Volcanoes and volcanism are not restricted to the planet Earth. Manned and unmanned planetary explorations, beginning in the late 1960's, have furnished graphic evidence of past volcanism and its products on the Moon, Mars, Venus and other planetary bodies. Many pounds of volcanic rocks were collected by astronauts during the various Apollo lunar landing missions. Only a small fraction of these samples have been subjected to exhaustive study by scientists. The bulk of the material is stored under controlled-environment conditions at NASA's Lunar Receiving Laboratory in Houston, Tex., for future study by scientists.
From the 1976-1979 Viking mission, scientists have been able to study the volcanoes on Mars, and their studies are very revealing when compared with those of volcanoes on Earth. For example, Martian and Hawaiian volcanoes closely resemble each other in form. Both are shield volcanoes, have gently sloping flanks, large multiple collapse pits at their centers, and appear to be built of fluid lavas that have left numerous flow features on their flanks. The most obvious difference between the two is size. The Martian shields are enormous. They can grow to over 17 miles in height and more than 350 miles across, in contrast to a maximum height of about 6 miles and width of 74 miles for the Hawaiian shields.
Voyager-2 spacecraft captured volcanoes in the actual process of eruption on Lo, a moon of Jupiter. The volcanic plumes rise some 60 to 100 miles above the surface of the moon. Thus, active volcanism is taking place, at present, on at least one planetary body in addition to our Earth.
An active volcano is one that has erupted sometime during the last few hundred years.
A dormant volcano is one that has not erupted during the last few hundred years, but it has erupted during the last several thousand years. When magma from the Earth's mantle can no longer reach the volcano, for example, in Hawaii, the line of islands is slowly moving to the northwest. Meanwhile, the supply of magma stays in the same place within the Earth, which now happens to lie beneath the Big Island. As the islands move away from the supply of magma, volcanoes become dormant, and new volcanoes form over the magma supply.

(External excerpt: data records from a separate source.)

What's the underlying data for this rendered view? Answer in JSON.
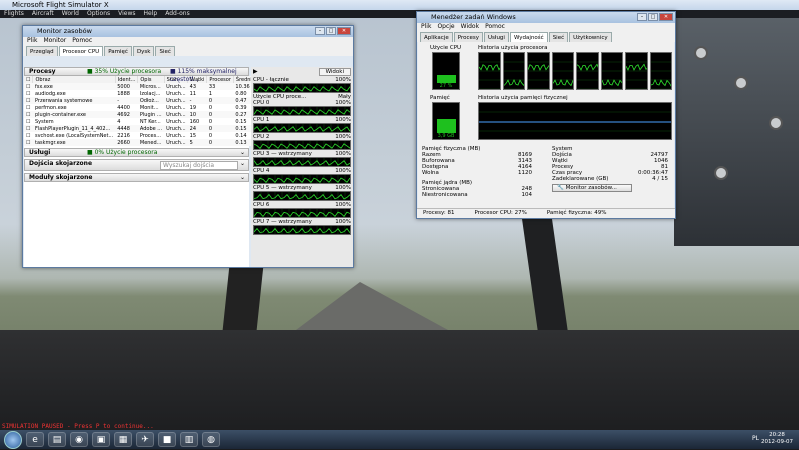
{
  "fsx": {
    "title": "Microsoft Flight Simulator X",
    "menu": [
      "Flights",
      "Aircraft",
      "World",
      "Options",
      "Views",
      "Help",
      "Add-ons"
    ],
    "paused": "SIMULATION PAUSED - Press P to continue..."
  },
  "resmon": {
    "title": "Monitor zasobów",
    "menu": [
      "Plik",
      "Monitor",
      "Pomoc"
    ],
    "tabs": [
      "Przegląd",
      "Procesor CPU",
      "Pamięć",
      "Dysk",
      "Sieć"
    ],
    "active_tab": "Procesor CPU",
    "procesy": {
      "label": "Procesy",
      "usage": "35% Użycie procesora",
      "freq": "115% maksymalnej częstotl..."
    },
    "columns": [
      "Obraz",
      "Ident...",
      "Opis",
      "Stan",
      "Wątki",
      "Procesor",
      "Średni..."
    ],
    "rows": [
      [
        "fsx.exe",
        "5000",
        "Micros...",
        "Uruch...",
        "43",
        "33",
        "10.36"
      ],
      [
        "audiodg.exe",
        "1888",
        "Izolacj...",
        "Uruch...",
        "11",
        "1",
        "0.80"
      ],
      [
        "Przerwania systemowe",
        "-",
        "Odłoż...",
        "Uruch...",
        "-",
        "0",
        "0.47"
      ],
      [
        "perfmon.exe",
        "4400",
        "Monit...",
        "Uruch...",
        "19",
        "0",
        "0.39"
      ],
      [
        "plugin-container.exe",
        "4692",
        "Plugin ...",
        "Uruch...",
        "10",
        "0",
        "0.27"
      ],
      [
        "System",
        "4",
        "NT Ker...",
        "Uruch...",
        "160",
        "0",
        "0.15"
      ],
      [
        "FlashPlayerPlugin_11_4_402...",
        "4448",
        "Adobe ...",
        "Uruch...",
        "24",
        "0",
        "0.15"
      ],
      [
        "svchost.exe (LocalSystemNet...",
        "2216",
        "Proces...",
        "Uruch...",
        "15",
        "0",
        "0.14"
      ],
      [
        "taskmgr.exe",
        "2660",
        "Mened...",
        "Uruch...",
        "5",
        "0",
        "0.13"
      ]
    ],
    "uslugi": {
      "label": "Usługi",
      "usage": "0% Użycie procesora"
    },
    "dojscia": {
      "label": "Dojścia skojarzone",
      "search": "Wyszukaj dojścia"
    },
    "moduly": {
      "label": "Moduły skojarzone"
    },
    "views_btn": "Widoki",
    "graphs": [
      {
        "label": "CPU - łącznie",
        "pct": "100%",
        "note": ""
      },
      {
        "label": "Użycie CPU proce...",
        "pct": "",
        "note": "Mały"
      },
      {
        "label": "CPU 0",
        "pct": "100%",
        "note": ""
      },
      {
        "label": "CPU 1",
        "pct": "100%",
        "note": ""
      },
      {
        "label": "CPU 2",
        "pct": "100%",
        "note": ""
      },
      {
        "label": "CPU 3 — wstrzymany",
        "pct": "100%",
        "note": ""
      },
      {
        "label": "CPU 4",
        "pct": "100%",
        "note": ""
      },
      {
        "label": "CPU 5 — wstrzymany",
        "pct": "100%",
        "note": ""
      },
      {
        "label": "CPU 6",
        "pct": "100%",
        "note": ""
      },
      {
        "label": "CPU 7 — wstrzymany",
        "pct": "100%",
        "note": ""
      }
    ]
  },
  "taskmgr": {
    "title": "Menedżer zadań Windows",
    "menu": [
      "Plik",
      "Opcje",
      "Widok",
      "Pomoc"
    ],
    "tabs": [
      "Aplikacje",
      "Procesy",
      "Usługi",
      "Wydajność",
      "Sieć",
      "Użytkownicy"
    ],
    "active_tab": "Wydajność",
    "cpu_label": "Użycie CPU",
    "cpu_value": "27 %",
    "cpu_hist_label": "Historia użycia procesora",
    "mem_label": "Pamięć",
    "mem_value": "3,9 GB",
    "mem_hist_label": "Historia użycia pamięci fizycznej",
    "phys": {
      "title": "Pamięć fizyczna (MB)",
      "rows": [
        [
          "Razem",
          "8169"
        ],
        [
          "Buforowana",
          "3143"
        ],
        [
          "Dostępna",
          "4164"
        ],
        [
          "Wolna",
          "1120"
        ]
      ]
    },
    "kernel": {
      "title": "Pamięć jądra (MB)",
      "rows": [
        [
          "Stronicowana",
          "248"
        ],
        [
          "Niestronicowana",
          "104"
        ]
      ]
    },
    "system": {
      "title": "System",
      "rows": [
        [
          "Dojścia",
          "24797"
        ],
        [
          "Wątki",
          "1046"
        ],
        [
          "Procesy",
          "81"
        ],
        [
          "Czas pracy",
          "0:00:36:47"
        ],
        [
          "Zadeklarowane (GB)",
          "4 / 15"
        ]
      ]
    },
    "monitor_btn": "Monitor zasobów...",
    "status": [
      "Procesy: 81",
      "Procesor CPU: 27%",
      "Pamięć fizyczna: 49%"
    ]
  },
  "clock": {
    "time": "20:28",
    "date": "2012-09-07"
  },
  "tray": "PL"
}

An extinct volcano is one that has not erupted during the last several thousand years.